Extracted data below:

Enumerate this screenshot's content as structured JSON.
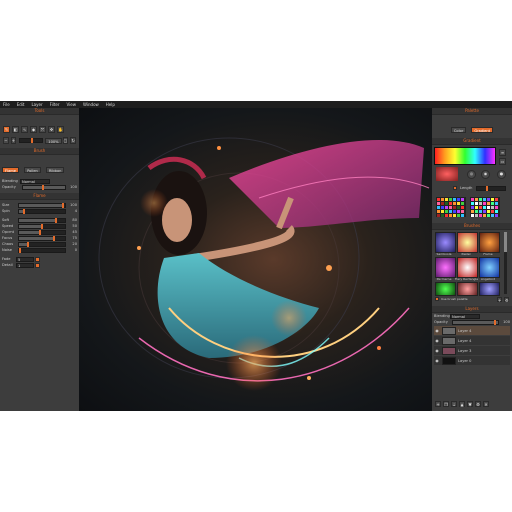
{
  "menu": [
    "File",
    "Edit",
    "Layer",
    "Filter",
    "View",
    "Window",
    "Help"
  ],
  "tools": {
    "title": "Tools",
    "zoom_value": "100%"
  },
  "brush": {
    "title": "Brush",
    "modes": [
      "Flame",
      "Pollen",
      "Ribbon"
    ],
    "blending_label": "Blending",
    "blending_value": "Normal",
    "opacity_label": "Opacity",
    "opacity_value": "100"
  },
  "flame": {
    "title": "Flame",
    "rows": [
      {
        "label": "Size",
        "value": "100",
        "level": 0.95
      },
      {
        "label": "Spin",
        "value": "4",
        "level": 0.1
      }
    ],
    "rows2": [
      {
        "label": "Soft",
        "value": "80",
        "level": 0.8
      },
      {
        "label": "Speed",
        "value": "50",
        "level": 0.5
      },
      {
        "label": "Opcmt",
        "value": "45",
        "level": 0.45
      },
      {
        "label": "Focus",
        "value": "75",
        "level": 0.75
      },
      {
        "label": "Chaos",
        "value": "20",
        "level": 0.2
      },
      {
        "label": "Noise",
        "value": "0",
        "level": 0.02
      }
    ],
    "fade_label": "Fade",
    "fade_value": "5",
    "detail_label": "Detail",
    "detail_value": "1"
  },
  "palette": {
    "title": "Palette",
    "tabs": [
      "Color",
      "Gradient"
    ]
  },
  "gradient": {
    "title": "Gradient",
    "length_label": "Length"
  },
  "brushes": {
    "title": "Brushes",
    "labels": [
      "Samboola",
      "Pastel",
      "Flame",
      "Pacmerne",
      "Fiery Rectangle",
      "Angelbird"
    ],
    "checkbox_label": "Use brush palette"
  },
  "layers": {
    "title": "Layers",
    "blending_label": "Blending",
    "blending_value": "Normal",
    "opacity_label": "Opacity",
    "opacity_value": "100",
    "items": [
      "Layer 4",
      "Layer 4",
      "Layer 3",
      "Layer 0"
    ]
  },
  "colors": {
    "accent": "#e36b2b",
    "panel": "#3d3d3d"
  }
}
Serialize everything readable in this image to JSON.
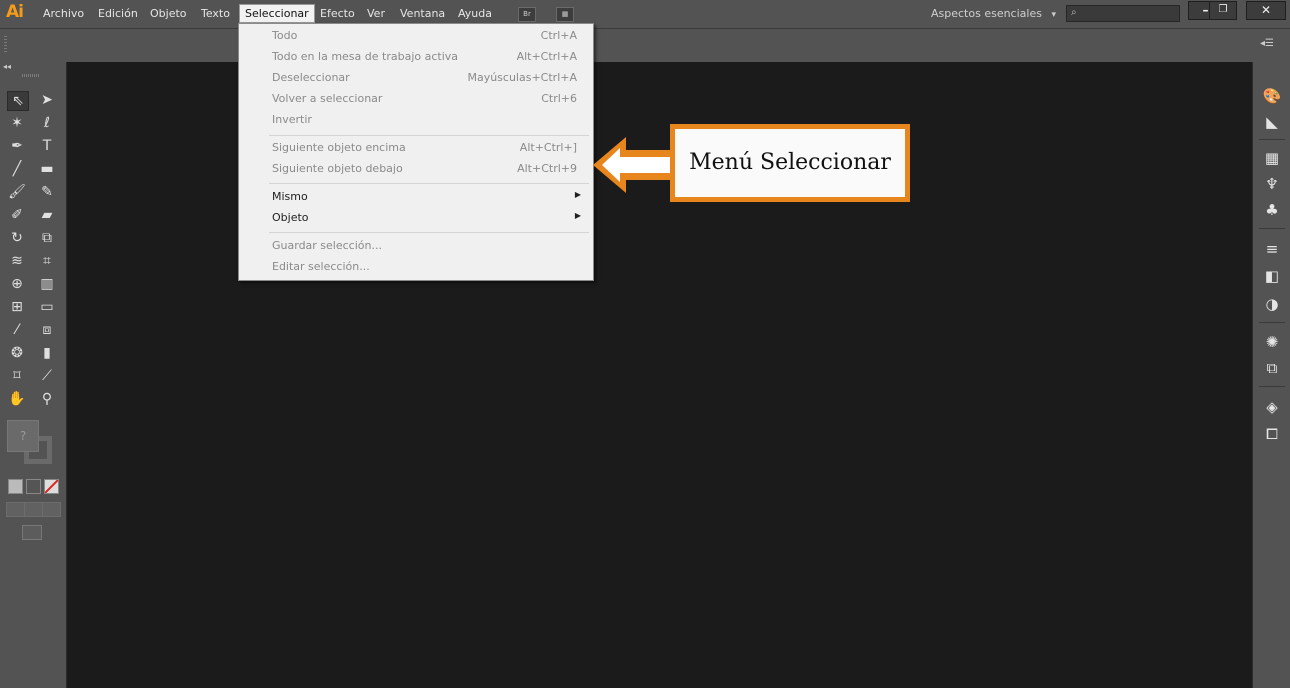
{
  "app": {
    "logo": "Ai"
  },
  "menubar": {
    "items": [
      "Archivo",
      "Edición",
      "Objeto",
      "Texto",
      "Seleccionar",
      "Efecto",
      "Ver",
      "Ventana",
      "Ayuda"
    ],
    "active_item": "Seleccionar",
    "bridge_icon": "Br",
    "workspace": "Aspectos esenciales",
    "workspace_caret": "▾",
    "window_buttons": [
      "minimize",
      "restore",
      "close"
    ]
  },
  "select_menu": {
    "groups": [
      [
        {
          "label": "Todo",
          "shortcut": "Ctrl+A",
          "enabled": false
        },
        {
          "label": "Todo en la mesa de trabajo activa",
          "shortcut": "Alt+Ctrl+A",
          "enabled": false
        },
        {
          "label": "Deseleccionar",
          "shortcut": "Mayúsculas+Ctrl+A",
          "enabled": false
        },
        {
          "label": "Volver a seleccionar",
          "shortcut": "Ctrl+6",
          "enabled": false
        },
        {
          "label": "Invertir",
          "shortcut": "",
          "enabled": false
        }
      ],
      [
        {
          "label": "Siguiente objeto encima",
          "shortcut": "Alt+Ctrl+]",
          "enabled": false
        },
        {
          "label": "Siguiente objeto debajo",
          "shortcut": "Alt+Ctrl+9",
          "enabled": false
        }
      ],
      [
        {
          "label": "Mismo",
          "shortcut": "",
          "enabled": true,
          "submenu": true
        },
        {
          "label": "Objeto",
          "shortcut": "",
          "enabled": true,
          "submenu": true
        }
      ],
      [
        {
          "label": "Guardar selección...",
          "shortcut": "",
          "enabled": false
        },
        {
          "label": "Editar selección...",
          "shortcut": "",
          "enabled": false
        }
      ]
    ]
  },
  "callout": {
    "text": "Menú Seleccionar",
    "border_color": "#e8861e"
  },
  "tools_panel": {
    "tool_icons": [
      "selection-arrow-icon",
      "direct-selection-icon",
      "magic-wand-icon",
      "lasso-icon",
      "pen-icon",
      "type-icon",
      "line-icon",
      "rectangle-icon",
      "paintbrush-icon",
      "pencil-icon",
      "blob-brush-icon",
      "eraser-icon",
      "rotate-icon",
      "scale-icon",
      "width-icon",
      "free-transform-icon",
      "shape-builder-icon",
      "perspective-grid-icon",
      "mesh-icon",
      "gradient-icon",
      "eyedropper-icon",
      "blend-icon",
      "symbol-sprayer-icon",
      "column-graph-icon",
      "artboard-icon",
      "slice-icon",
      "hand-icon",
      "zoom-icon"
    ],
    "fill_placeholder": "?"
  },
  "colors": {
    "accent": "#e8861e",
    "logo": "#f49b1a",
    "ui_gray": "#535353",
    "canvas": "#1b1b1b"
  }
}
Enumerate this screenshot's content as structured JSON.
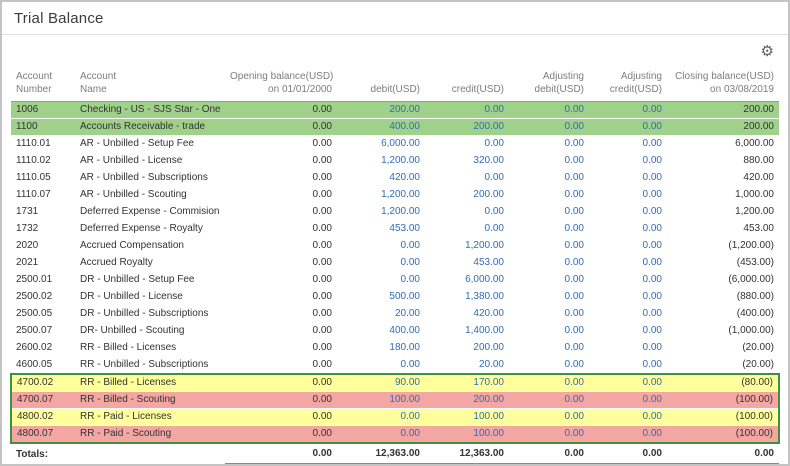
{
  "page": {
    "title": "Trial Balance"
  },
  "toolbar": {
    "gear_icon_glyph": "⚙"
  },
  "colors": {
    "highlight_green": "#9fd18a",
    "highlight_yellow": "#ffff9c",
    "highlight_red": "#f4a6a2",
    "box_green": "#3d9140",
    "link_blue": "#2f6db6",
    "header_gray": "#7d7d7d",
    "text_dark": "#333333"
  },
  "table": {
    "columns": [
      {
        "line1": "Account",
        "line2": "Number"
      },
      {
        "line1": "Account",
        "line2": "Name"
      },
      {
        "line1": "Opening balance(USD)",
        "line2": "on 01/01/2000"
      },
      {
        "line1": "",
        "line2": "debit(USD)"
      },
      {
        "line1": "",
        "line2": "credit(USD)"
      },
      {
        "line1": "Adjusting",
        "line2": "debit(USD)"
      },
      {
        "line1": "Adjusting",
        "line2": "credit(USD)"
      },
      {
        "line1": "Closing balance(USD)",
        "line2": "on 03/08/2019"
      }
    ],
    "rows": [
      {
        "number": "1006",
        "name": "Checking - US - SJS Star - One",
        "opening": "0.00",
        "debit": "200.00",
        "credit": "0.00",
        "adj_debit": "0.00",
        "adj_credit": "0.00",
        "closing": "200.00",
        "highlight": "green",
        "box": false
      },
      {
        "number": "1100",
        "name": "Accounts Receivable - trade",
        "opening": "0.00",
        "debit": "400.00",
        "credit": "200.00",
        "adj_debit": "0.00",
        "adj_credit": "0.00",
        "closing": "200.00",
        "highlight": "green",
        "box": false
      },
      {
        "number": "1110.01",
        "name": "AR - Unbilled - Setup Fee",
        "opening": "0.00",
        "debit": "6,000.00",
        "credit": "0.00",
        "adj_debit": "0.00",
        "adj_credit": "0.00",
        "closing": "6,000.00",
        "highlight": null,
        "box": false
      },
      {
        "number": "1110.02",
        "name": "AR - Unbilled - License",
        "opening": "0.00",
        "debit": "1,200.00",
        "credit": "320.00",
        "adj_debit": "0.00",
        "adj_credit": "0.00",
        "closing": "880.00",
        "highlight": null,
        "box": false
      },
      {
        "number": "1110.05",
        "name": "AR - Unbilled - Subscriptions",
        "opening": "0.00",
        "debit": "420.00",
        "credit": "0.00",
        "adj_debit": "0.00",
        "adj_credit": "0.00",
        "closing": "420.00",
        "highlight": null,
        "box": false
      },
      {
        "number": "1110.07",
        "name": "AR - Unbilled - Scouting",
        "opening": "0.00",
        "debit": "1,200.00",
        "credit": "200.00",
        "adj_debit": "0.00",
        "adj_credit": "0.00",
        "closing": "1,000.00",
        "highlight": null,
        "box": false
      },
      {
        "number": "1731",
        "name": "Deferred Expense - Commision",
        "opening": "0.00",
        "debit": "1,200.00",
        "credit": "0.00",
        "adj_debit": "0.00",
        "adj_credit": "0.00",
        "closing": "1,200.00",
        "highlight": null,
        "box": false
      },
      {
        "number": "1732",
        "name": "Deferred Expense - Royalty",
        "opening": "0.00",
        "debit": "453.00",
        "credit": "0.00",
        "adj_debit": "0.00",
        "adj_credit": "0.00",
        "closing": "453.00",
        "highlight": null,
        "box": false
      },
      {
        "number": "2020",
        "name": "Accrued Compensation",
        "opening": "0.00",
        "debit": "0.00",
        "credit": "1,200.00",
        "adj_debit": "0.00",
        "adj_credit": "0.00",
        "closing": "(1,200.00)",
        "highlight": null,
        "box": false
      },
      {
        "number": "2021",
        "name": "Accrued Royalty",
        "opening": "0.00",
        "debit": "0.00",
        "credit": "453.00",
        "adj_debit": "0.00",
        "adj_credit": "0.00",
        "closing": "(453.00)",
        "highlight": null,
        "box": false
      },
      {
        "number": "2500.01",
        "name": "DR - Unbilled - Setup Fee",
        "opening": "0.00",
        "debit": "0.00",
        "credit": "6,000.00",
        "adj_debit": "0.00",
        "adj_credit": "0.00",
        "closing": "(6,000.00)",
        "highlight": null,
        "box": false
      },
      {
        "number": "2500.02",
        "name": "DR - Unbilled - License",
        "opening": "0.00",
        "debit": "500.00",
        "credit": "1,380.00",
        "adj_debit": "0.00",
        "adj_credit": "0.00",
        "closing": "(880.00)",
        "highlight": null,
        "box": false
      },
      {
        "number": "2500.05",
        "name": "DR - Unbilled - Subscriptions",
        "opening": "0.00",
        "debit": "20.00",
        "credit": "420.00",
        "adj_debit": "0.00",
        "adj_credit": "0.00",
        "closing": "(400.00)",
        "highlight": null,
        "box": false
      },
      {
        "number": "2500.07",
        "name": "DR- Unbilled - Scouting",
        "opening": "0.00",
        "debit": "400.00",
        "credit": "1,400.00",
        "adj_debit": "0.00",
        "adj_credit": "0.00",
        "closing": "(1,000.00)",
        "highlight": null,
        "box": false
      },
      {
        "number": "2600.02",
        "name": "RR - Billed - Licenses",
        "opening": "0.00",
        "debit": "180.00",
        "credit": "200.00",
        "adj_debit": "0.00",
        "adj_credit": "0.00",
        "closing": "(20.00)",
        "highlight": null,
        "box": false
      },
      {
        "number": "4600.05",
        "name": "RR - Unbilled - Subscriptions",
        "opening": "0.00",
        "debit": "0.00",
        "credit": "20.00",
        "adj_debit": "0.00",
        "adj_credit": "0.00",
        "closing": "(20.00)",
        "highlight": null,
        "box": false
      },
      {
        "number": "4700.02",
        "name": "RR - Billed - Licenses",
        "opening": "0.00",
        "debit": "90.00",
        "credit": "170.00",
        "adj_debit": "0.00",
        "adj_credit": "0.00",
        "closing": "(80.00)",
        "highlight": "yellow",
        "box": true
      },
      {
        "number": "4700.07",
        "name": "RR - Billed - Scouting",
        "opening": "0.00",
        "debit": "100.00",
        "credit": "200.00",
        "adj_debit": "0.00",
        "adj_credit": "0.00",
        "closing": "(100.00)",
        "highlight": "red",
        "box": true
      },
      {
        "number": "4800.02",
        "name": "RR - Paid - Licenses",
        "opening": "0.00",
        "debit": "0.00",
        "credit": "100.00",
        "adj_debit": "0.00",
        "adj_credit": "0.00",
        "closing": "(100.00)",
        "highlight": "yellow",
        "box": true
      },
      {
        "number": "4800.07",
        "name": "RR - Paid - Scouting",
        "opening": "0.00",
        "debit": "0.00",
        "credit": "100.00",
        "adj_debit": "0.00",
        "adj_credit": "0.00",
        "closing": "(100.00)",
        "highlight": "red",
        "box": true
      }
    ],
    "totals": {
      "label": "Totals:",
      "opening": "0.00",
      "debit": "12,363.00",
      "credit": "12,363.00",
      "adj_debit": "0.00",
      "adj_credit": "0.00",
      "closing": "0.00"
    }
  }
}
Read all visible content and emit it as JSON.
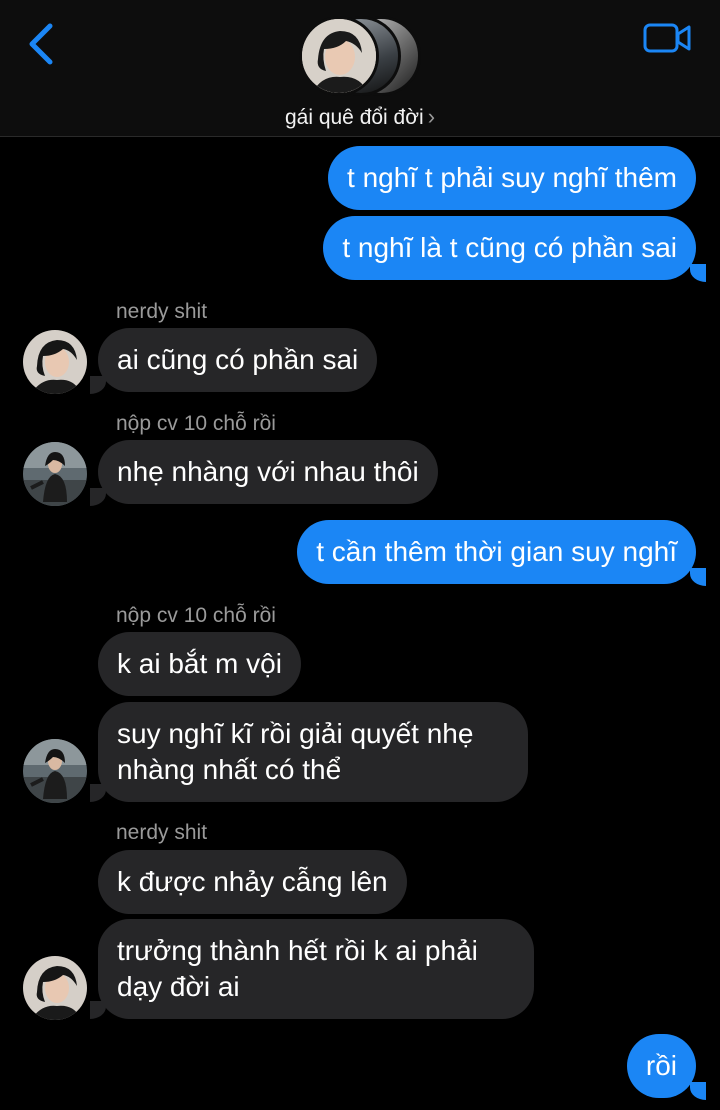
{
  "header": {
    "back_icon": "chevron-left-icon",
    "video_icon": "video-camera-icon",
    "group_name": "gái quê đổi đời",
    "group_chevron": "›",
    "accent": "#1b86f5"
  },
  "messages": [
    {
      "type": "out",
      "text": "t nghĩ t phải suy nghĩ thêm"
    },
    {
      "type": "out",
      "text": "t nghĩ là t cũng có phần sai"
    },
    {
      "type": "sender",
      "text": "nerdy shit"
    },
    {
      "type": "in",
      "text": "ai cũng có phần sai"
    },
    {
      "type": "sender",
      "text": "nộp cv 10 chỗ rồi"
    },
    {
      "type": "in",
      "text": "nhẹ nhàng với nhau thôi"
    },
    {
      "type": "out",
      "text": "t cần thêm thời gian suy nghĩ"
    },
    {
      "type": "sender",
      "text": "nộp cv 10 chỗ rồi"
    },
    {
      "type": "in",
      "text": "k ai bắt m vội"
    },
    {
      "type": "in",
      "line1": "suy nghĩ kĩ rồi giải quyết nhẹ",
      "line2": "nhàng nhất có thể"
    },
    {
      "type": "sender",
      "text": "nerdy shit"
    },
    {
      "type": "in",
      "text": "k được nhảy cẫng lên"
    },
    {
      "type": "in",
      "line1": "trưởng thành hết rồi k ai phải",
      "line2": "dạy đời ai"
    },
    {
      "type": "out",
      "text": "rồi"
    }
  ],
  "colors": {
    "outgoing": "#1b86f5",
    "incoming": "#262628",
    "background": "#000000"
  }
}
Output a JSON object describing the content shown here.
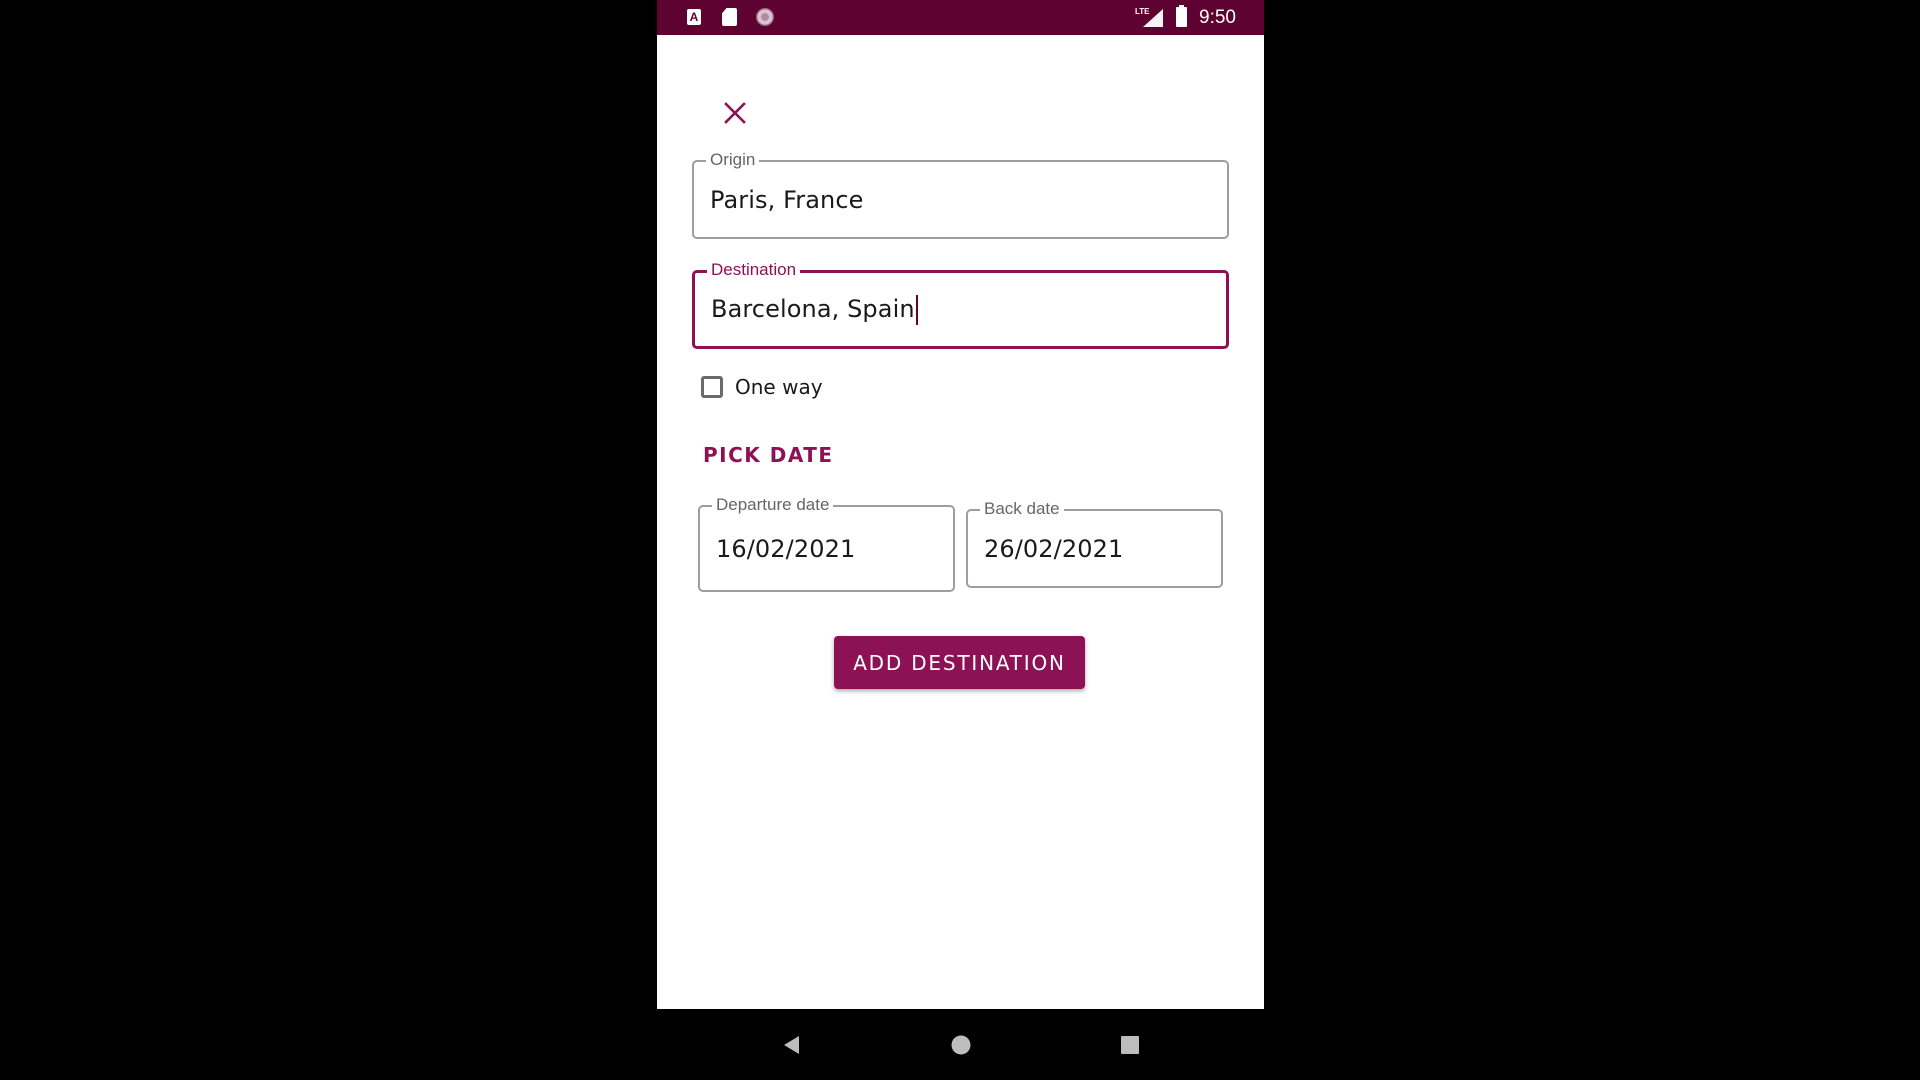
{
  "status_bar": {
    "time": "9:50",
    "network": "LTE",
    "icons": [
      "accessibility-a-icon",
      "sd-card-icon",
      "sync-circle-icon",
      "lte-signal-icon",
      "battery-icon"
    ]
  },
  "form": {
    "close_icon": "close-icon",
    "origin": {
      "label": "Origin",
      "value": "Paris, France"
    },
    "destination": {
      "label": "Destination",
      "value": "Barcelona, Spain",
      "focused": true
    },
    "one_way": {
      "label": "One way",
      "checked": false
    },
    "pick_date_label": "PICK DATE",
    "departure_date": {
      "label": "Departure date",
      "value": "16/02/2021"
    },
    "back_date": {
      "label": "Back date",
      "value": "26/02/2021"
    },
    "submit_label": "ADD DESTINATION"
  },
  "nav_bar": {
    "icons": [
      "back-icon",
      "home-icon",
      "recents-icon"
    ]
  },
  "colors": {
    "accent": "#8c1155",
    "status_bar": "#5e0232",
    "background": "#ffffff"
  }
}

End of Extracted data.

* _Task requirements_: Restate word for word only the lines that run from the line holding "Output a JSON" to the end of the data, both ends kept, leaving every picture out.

* _Response to this exercise_:
Output a JSON object describing the content shown here.
{
  "status_bar": {
    "time": "9:50",
    "network": "LTE",
    "icons": [
      "accessibility-a-icon",
      "sd-card-icon",
      "sync-circle-icon",
      "lte-signal-icon",
      "battery-icon"
    ]
  },
  "form": {
    "close_icon": "close-icon",
    "origin": {
      "label": "Origin",
      "value": "Paris, France"
    },
    "destination": {
      "label": "Destination",
      "value": "Barcelona, Spain",
      "focused": true
    },
    "one_way": {
      "label": "One way",
      "checked": false
    },
    "pick_date_label": "PICK DATE",
    "departure_date": {
      "label": "Departure date",
      "value": "16/02/2021"
    },
    "back_date": {
      "label": "Back date",
      "value": "26/02/2021"
    },
    "submit_label": "ADD DESTINATION"
  },
  "nav_bar": {
    "icons": [
      "back-icon",
      "home-icon",
      "recents-icon"
    ]
  },
  "colors": {
    "accent": "#8c1155",
    "status_bar": "#5e0232",
    "background": "#ffffff"
  }
}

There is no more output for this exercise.